Material for this exercise below:

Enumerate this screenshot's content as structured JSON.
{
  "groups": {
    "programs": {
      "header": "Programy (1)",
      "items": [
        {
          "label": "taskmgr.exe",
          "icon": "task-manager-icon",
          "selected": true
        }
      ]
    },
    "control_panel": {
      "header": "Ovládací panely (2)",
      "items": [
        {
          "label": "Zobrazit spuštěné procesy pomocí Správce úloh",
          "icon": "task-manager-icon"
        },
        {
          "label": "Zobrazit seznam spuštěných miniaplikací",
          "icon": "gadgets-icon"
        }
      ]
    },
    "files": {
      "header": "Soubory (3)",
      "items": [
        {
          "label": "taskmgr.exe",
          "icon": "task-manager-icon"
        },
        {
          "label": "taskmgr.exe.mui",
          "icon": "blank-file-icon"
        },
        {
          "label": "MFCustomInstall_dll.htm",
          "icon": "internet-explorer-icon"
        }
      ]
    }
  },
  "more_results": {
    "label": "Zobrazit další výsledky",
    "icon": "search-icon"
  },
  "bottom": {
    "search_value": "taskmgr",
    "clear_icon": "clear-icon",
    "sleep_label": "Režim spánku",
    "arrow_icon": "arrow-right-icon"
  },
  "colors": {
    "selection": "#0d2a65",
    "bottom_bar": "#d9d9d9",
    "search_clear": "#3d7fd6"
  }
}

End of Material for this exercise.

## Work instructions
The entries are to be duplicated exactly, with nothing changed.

## Output for this task
Enumerate this screenshot's content as structured JSON.
{
  "groups": {
    "programs": {
      "header": "Programy (1)",
      "items": [
        {
          "label": "taskmgr.exe",
          "icon": "task-manager-icon",
          "selected": true
        }
      ]
    },
    "control_panel": {
      "header": "Ovládací panely (2)",
      "items": [
        {
          "label": "Zobrazit spuštěné procesy pomocí Správce úloh",
          "icon": "task-manager-icon"
        },
        {
          "label": "Zobrazit seznam spuštěných miniaplikací",
          "icon": "gadgets-icon"
        }
      ]
    },
    "files": {
      "header": "Soubory (3)",
      "items": [
        {
          "label": "taskmgr.exe",
          "icon": "task-manager-icon"
        },
        {
          "label": "taskmgr.exe.mui",
          "icon": "blank-file-icon"
        },
        {
          "label": "MFCustomInstall_dll.htm",
          "icon": "internet-explorer-icon"
        }
      ]
    }
  },
  "more_results": {
    "label": "Zobrazit další výsledky",
    "icon": "search-icon"
  },
  "bottom": {
    "search_value": "taskmgr",
    "clear_icon": "clear-icon",
    "sleep_label": "Režim spánku",
    "arrow_icon": "arrow-right-icon"
  },
  "colors": {
    "selection": "#0d2a65",
    "bottom_bar": "#d9d9d9",
    "search_clear": "#3d7fd6"
  }
}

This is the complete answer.